The Trade Mag Pitch

There are many types of magazine in the world. Some everyone has heard of, some no one has heard of and some that only very specific people have heard of. Today, I am thinking about specific people and their specific magazines; namely The Trade Magazine.

Unless you are in that trade, you’re unlikely to come across the industry publication, but there are loads out there. The variety is pretty expansive. I have worked on ones ranging from metal magazines full of information about where you can buy 100 tonnes of aluminum to health and safety magazines talking about the most common accidents which occur with fork-lift vehicles. There is something about the obscure subject matter some of them focus on which appeals to me.

It’s not your average glossy production. Don’t get me wrong. Big mainstream magazines are amazing to work on, they are like eating cake. But you can’t eat cake all day long. (Er… or can you?) And big titles suffer from problems too. They have big budgets yes, but they have a big readership that no one wants to annoy. They have a big team who want to be involved with a redesign. They have a big advertising team who need to ensure the advertisers stay happy. Sometimes the room to maneuver can be smaller than you would think.

On the flipside, trade magazines suffer from certain problems which larger circulation, big name magazines don’t have as much of an issue with.

  • Lower budgets
  • Smaller editorial teams
  • Lower production values
  • Poorer imagery
  • More fractional advertising


So which is better? They’re both good projects and I like working on both. I have no prejudice. I remember once looking at a really great portfolio of work with my then art director. I remember exclaiming how amazing everything looked. The art director, however, did not share my awe. He might have rolled his eye at me, sighed and said; ‘An interesting subject, an amazing image, a big bit of type and lots of white space are all easy to make into something beautiful, but where is the challenge in that?’

It took me a while to understand what he meant but I think I get it now. And I think it is why I like working on trade magazines sometimes.
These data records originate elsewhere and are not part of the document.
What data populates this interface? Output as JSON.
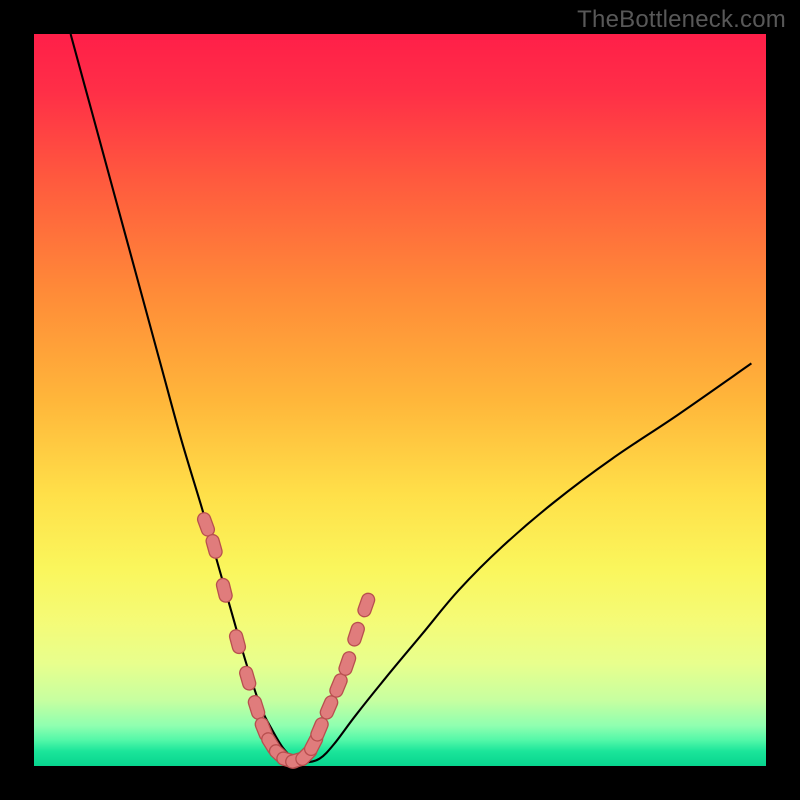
{
  "watermark": "TheBottleneck.com",
  "colors": {
    "frame": "#000000",
    "curve": "#000000",
    "dot_fill": "#e07c7c",
    "dot_stroke": "#b84f4f"
  },
  "chart_data": {
    "type": "line",
    "title": "",
    "xlabel": "",
    "ylabel": "",
    "xlim": [
      0,
      100
    ],
    "ylim": [
      0,
      100
    ],
    "grid": false,
    "legend": false,
    "series": [
      {
        "name": "bottleneck-curve",
        "x": [
          5,
          8,
          11,
          14,
          17,
          20,
          23,
          25,
          27,
          29,
          31,
          32.5,
          34,
          35.5,
          37,
          39,
          41,
          44,
          48,
          53,
          58,
          64,
          71,
          79,
          88,
          98
        ],
        "y": [
          100,
          89,
          78,
          67,
          56,
          45,
          35,
          28,
          21,
          14,
          8,
          5,
          2.5,
          1,
          0.5,
          1,
          3,
          7,
          12,
          18,
          24,
          30,
          36,
          42,
          48,
          55
        ]
      }
    ],
    "markers": {
      "name": "highlighted-points",
      "note": "salmon rounded markers clustered near the curve minimum on both branches",
      "x": [
        23.5,
        24.6,
        26.0,
        27.8,
        29.2,
        30.4,
        31.4,
        32.4,
        33.6,
        34.8,
        36.0,
        37.2,
        38.2,
        39.0,
        40.3,
        41.6,
        42.8,
        44.0,
        45.4
      ],
      "y": [
        33.0,
        30.0,
        24.0,
        17.0,
        12.0,
        8.0,
        5.0,
        3.0,
        1.5,
        0.8,
        0.8,
        1.5,
        3.0,
        5.0,
        8.0,
        11.0,
        14.0,
        18.0,
        22.0
      ]
    }
  }
}
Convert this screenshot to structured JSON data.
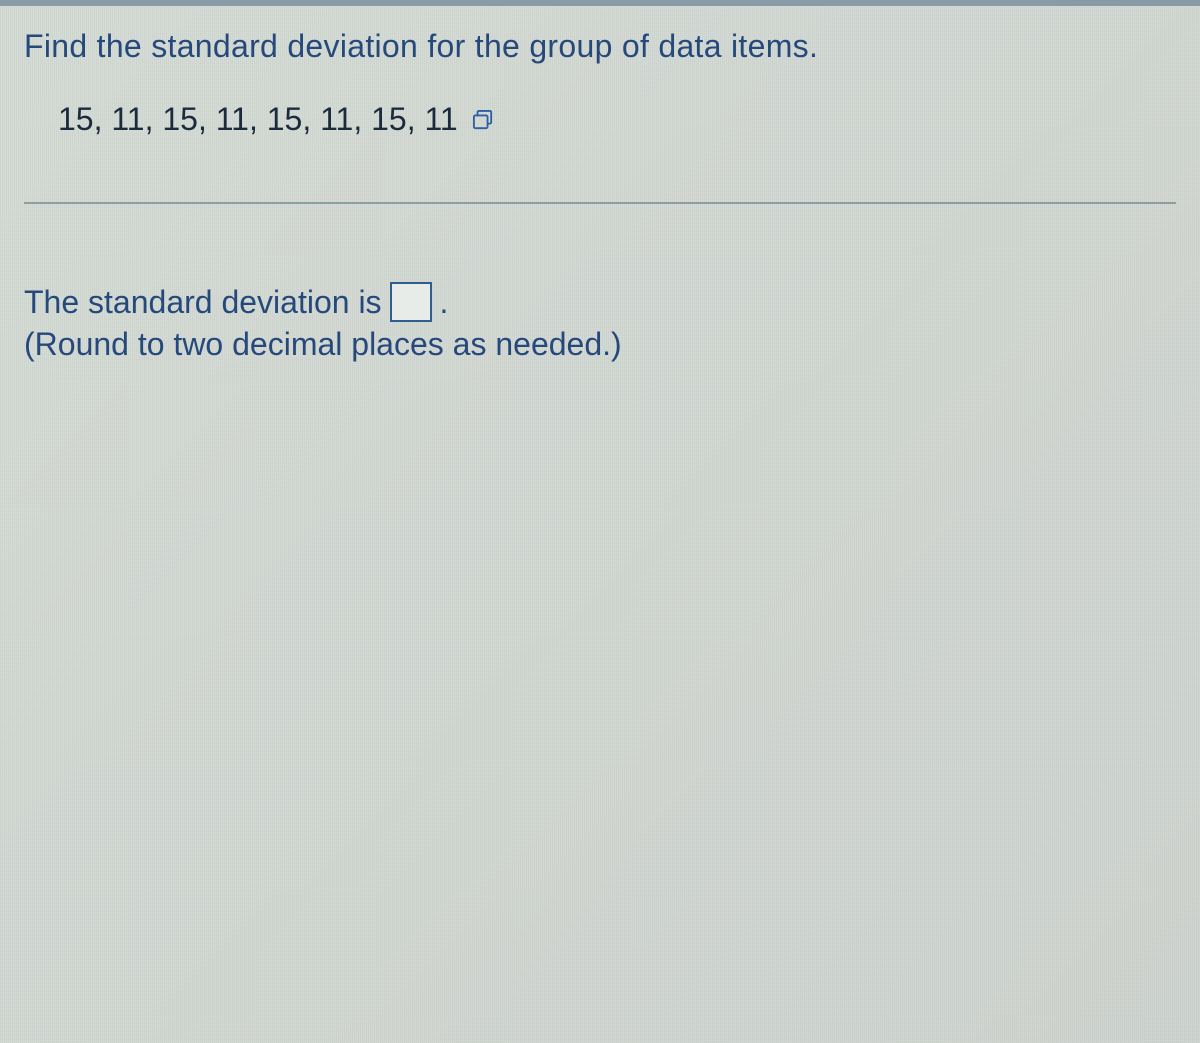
{
  "question": {
    "prompt": "Find the standard deviation for the group of data items.",
    "data_items": "15, 11, 15, 11, 15, 11, 15, 11"
  },
  "answer": {
    "lead": "The standard deviation is",
    "input_value": "",
    "trail": ".",
    "hint": "(Round to two decimal places as needed.)"
  }
}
I thought I would show you a really old project which highlights some of the things I like about the ol trade mag.

The Potential Room for Improvement

Trade magazine redesigns can be few and far between, sometimes you are looking at a design which is a decade old. Whenever I see the current design of a Trade mag I see the huge potential for improvement. I know that I can bring it right back into this century. Tastes change so much over time. One day a drop shadow and some three-dimensional type represent the future and the next it feels like a dodgy set from Blake 7.

It’s not a complete redesign

Often, the brief is not to shred the current design and gouge your eyeballs out so you never have to look at it again, reader’s need to remember what the magazine’s roots are. Meaning: Can we keep the globe and the airplane please? You often try to readjust thinking, persuade the client to drop some of the old thinking, try and wow them with a new idea. Sometimes that works. Sometimes it doesn’t. Often times you have to work with the existing furniture and the challenge is to try and make it better, as better as it can be without reinventing the wheel or making it look like a poster for Factory Records.

Words and pictures are like a jigsaw

Often, your brief is that everything needs to fit. All the copy, every last word. You don’t have the leisure to make the lead image huge, to create big headlines, to open out the white space which will add that air of elegance. The copy is king. Ads are real life and so your task is to make everything fit in a better way. In a system with obvious rules that everyone can follow. What you are left with can often seem unimpressive. But you have to remember where the design has moved on from. (Above shows a spread before and after) With those eyes focused, it can make the end result feel like a really successful departure.

There’s always a bit of leeway

Amongst all those rules and regulations, there is always the possibility of bringing in some of those more luxurious elements which can shine. It’s always a good day when that happens. So that’s what I like about these sorts of projects. They might not shout the loudest in design terms, but solving these problems and creating something which has such scope for improvement always makes me feel like I have answered the brief.

The Journey

In the end, you are always trying to listen to the client’s needs, yet trying at the same time to offer them some new ideas. I like to show a breadth of options from the slight departure using all the same colours and elements to a completely new direction. Seeing the whole range of ways your magazine could look often helps crystalize where you see it going.